thanks everyone. this has been super helpful and its amazing how many responded. i don’t think i have seen an endo yet cause the one my doctor wants me to see has a full calender for months…sorry for not clarifying that i take insulin shots. lantus and novolog.
When you are first diagnosed, sometimes things just happen to your blood sugar that you cannot account for. Your body has been through a major hormonal upheaval. You WILL have trouble with control for about the first 6 months at least. The best thing you can do is test often, log EVERYTHING that you do, inject, and eat. Also, keep a very steady routine. Wake up at the same time eat every meal at the same time, and exercise at the same time everyday. My body did not fully return to “normal” until about 18 months after my diagnosis. But that does not mean that you cannot have good control during the begining stages, but once you hit that 6-18 months, you will feel a definate shift for the better in your body. It sounds like you are doing as well as any new diabetic, keep up the effort and you will be repaid. : )
Really? I was diagnosed almost 2 years ago and spent the weekend in the ER due to DKA. I was able to see an endo within 2 weeks after that. Yes, they have busy schedules but that is no excuse not to see a newly diagnosed diabetic ASAP.
Talk to your pcp again and see if they can help you see an endo sooner, or call the endo’s office and explain that you’re newly diagnosed and want to be seen soon. I’m sure that you’re feeling overwhelmed at this point, and your endo is the best person to help adjust your shots as you begin all of this and help with any questions/concerns you may have.
Just remember that you don’t have to be “perfect” and to take it one day at a time. I was in the high 200’s and 300’s for the first few months and was slowly able to bring it down. It can seem like a lot of work, but you CAN do it and you’ll be surprised at how quickly it will become routine.
ummm…rebecca did not post this…i did…but your welcom
Don’t worry - it gets better!

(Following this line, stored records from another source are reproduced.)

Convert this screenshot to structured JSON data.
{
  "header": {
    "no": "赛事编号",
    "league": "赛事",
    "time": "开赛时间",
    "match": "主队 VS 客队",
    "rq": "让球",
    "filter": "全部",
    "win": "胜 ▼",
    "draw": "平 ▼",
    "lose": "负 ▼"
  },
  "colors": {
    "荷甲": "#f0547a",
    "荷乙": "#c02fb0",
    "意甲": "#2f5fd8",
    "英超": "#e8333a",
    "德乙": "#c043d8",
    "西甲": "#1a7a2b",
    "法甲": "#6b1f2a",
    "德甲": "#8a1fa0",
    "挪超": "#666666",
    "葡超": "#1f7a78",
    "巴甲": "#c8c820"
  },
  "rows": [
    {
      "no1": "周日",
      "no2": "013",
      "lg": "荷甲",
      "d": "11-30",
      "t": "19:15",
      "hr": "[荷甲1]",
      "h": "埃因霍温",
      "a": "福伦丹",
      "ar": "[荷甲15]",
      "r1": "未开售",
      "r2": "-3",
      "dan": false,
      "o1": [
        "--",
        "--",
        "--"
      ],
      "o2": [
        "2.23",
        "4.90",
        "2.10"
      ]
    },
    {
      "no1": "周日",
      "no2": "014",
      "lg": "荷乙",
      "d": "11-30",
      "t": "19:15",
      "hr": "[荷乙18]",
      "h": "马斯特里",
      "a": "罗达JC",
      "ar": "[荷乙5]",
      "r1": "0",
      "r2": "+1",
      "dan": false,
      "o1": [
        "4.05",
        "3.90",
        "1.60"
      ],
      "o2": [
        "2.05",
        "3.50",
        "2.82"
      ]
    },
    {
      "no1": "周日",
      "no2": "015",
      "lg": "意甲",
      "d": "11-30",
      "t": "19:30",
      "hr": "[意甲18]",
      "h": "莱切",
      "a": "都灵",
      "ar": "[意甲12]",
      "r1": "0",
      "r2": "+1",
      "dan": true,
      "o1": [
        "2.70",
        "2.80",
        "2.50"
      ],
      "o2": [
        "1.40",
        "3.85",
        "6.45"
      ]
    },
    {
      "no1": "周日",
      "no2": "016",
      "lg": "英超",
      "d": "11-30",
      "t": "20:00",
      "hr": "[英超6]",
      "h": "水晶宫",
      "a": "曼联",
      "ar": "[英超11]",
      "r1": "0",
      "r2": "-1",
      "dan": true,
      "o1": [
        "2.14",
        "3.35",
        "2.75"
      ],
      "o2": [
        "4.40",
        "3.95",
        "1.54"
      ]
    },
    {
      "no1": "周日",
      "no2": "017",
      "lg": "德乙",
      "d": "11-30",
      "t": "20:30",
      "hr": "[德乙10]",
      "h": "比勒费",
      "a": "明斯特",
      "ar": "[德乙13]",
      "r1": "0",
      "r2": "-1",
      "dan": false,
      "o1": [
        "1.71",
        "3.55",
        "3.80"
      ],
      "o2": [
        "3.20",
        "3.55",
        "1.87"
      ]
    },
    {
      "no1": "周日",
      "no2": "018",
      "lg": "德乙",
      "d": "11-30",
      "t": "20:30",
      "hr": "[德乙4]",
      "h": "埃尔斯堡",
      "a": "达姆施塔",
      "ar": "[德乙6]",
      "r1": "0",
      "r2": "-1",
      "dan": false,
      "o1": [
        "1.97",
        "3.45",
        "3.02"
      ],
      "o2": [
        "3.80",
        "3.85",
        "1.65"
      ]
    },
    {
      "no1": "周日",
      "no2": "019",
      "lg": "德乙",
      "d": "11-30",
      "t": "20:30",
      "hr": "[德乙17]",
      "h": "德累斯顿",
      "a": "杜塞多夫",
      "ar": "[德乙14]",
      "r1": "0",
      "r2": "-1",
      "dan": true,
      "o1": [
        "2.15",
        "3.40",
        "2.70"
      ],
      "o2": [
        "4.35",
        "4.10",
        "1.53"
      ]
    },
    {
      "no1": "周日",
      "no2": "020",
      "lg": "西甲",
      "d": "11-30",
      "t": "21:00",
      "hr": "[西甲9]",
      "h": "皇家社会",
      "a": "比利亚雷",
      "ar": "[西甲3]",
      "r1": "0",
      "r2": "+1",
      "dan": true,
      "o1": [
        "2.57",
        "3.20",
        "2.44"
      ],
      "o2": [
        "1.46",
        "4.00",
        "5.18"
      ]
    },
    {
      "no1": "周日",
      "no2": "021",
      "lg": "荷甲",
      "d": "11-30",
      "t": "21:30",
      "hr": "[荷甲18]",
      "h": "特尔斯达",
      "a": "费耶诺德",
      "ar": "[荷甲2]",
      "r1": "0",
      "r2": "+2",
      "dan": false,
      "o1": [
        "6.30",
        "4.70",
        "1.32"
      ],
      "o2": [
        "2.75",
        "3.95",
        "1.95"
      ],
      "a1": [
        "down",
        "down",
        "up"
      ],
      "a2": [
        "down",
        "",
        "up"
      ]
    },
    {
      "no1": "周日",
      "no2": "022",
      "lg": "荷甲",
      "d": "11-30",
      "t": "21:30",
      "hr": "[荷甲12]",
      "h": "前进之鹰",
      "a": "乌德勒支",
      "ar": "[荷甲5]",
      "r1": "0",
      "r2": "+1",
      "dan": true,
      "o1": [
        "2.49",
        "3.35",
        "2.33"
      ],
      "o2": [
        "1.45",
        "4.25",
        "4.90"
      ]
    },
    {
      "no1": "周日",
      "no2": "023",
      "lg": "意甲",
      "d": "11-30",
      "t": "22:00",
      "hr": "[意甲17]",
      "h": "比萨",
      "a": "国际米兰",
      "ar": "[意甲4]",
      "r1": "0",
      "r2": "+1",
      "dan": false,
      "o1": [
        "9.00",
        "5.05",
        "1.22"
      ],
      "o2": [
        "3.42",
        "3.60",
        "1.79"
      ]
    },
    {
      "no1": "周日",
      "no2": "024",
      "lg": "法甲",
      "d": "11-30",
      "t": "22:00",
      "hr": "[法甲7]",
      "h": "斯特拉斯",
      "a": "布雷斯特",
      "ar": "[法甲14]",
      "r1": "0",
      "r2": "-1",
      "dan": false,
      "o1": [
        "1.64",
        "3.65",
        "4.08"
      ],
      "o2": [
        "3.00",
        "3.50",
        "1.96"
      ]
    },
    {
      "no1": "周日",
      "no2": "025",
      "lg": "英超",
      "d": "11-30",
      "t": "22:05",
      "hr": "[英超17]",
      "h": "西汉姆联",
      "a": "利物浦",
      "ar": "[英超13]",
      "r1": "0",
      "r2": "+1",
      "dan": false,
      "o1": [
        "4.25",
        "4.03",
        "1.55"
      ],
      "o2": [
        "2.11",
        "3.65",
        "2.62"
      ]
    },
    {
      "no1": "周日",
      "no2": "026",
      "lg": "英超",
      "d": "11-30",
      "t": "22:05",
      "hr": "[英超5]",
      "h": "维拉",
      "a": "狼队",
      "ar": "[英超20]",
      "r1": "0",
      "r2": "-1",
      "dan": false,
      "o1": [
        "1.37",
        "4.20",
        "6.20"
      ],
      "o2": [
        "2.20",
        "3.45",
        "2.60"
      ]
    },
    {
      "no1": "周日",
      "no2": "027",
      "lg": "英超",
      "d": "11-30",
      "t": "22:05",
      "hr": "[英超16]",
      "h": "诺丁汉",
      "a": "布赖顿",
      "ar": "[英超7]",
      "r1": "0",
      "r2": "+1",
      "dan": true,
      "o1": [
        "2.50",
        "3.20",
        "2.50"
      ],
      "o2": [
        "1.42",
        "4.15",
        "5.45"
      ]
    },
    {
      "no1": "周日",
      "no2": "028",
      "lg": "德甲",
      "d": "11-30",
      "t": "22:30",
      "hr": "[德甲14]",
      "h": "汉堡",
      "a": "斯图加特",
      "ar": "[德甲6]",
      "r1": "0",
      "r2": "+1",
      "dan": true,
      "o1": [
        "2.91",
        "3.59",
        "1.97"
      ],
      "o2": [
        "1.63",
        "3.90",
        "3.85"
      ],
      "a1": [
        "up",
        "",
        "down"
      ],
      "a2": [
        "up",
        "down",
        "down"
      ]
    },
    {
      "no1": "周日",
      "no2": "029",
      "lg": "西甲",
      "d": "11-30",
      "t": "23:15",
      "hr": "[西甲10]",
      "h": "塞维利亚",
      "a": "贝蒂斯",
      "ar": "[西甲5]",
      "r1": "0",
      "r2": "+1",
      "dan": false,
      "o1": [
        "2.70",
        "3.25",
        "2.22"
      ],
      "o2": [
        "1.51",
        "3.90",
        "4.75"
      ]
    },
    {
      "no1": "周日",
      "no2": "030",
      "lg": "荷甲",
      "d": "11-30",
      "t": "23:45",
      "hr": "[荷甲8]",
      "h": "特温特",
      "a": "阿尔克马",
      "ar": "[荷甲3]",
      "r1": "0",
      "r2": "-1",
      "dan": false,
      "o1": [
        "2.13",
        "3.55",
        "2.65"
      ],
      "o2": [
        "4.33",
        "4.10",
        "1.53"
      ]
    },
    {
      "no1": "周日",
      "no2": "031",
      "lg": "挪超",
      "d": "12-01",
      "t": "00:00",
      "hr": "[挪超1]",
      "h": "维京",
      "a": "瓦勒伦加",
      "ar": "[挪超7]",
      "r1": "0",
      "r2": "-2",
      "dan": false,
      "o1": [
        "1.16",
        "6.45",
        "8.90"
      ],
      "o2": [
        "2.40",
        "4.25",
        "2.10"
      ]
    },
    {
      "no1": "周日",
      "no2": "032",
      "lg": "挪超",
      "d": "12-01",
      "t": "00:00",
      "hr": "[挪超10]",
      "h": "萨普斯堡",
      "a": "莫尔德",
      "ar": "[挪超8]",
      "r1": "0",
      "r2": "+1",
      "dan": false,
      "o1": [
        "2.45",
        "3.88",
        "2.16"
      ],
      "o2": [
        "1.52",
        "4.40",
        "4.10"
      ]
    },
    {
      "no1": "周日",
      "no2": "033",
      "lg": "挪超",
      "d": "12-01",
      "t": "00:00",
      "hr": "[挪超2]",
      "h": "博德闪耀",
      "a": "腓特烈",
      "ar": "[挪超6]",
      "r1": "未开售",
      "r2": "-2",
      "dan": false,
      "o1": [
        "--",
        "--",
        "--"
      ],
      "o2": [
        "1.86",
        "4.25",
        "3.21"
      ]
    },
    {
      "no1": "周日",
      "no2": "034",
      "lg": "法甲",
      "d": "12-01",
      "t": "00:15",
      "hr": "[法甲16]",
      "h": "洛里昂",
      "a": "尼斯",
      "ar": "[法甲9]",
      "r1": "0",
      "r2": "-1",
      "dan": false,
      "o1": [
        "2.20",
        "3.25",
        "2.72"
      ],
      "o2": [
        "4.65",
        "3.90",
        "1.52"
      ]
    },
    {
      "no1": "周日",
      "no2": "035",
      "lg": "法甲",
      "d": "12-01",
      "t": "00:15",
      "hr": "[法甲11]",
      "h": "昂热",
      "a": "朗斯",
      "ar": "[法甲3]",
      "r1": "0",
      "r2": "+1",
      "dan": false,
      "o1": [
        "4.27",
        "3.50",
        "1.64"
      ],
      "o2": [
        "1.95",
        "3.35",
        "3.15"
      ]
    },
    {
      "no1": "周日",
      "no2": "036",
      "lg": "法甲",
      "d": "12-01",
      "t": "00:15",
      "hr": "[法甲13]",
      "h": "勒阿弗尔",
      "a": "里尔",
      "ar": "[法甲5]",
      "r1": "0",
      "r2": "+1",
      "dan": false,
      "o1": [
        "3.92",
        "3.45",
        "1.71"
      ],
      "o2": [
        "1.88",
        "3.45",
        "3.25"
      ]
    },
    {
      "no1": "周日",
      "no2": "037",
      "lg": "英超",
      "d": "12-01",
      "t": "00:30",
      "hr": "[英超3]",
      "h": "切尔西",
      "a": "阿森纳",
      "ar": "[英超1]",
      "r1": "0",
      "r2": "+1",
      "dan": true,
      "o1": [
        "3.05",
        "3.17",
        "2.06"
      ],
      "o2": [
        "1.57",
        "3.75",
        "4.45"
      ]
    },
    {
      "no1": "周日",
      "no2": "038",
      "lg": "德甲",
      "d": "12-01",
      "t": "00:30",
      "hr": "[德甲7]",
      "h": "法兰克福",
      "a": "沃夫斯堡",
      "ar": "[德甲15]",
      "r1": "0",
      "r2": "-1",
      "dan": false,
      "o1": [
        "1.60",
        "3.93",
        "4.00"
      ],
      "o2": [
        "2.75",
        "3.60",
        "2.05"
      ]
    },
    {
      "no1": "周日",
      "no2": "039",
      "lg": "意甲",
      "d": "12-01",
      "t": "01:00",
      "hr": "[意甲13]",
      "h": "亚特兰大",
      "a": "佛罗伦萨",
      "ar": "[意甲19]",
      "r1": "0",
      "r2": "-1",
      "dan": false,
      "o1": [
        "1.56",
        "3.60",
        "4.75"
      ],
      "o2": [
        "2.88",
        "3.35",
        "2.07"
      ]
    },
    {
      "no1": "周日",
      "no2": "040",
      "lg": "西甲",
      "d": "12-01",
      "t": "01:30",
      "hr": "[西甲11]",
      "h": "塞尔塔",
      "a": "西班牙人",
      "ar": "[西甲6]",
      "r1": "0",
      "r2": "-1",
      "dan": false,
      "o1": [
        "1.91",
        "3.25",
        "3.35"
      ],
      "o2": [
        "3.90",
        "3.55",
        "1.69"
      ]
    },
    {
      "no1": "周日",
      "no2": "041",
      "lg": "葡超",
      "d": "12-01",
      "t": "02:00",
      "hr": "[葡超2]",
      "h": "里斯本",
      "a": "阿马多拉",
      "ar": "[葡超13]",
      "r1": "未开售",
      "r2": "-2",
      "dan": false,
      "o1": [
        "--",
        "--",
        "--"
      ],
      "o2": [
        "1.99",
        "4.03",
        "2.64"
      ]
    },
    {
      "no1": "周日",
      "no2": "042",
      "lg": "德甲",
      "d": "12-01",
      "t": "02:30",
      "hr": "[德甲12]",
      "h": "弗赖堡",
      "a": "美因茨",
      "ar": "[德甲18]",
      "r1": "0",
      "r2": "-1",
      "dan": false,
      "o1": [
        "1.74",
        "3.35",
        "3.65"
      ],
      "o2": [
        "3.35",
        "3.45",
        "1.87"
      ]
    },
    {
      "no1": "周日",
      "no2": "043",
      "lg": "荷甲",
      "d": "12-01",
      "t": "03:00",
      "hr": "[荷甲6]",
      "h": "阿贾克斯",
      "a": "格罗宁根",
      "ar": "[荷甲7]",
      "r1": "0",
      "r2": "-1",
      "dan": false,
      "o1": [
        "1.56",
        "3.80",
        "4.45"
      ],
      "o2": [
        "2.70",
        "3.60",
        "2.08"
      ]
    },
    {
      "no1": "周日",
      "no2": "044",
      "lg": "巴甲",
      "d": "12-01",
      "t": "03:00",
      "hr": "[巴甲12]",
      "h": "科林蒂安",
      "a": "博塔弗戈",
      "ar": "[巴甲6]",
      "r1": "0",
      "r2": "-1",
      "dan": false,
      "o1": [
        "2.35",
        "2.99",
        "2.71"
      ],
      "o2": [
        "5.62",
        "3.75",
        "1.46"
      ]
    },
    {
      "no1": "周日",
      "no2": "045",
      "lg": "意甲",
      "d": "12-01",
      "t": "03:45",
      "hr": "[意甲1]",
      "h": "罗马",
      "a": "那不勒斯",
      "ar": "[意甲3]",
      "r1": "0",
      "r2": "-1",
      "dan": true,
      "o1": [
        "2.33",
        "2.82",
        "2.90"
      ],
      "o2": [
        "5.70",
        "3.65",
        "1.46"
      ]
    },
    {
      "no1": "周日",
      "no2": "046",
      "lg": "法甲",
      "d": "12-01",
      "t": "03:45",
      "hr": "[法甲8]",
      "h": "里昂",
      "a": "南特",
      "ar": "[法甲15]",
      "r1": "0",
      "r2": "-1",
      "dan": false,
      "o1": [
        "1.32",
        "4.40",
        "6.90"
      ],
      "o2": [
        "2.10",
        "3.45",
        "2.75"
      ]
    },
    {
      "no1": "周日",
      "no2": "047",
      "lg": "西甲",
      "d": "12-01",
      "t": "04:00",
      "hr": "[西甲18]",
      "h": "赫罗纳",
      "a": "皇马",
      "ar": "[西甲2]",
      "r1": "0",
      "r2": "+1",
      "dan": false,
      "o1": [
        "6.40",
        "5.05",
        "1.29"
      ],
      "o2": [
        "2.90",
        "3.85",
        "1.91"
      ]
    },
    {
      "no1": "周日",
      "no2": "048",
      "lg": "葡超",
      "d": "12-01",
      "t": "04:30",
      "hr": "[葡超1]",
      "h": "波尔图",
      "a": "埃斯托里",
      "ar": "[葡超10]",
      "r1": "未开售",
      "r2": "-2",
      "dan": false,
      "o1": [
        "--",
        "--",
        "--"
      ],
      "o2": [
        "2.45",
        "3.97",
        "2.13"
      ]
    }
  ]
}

I was diagnosed in late January four years ago. I was beginning to get some control by the end of March but it really took until April or May for most things to really click. I’m a CPA and it was a tax season from hell. BUT once things begin to fall in place you start to feel much better quickly.
I was told early on that it takes a year to learn what you need to know to manage diabetes. I think that is about right.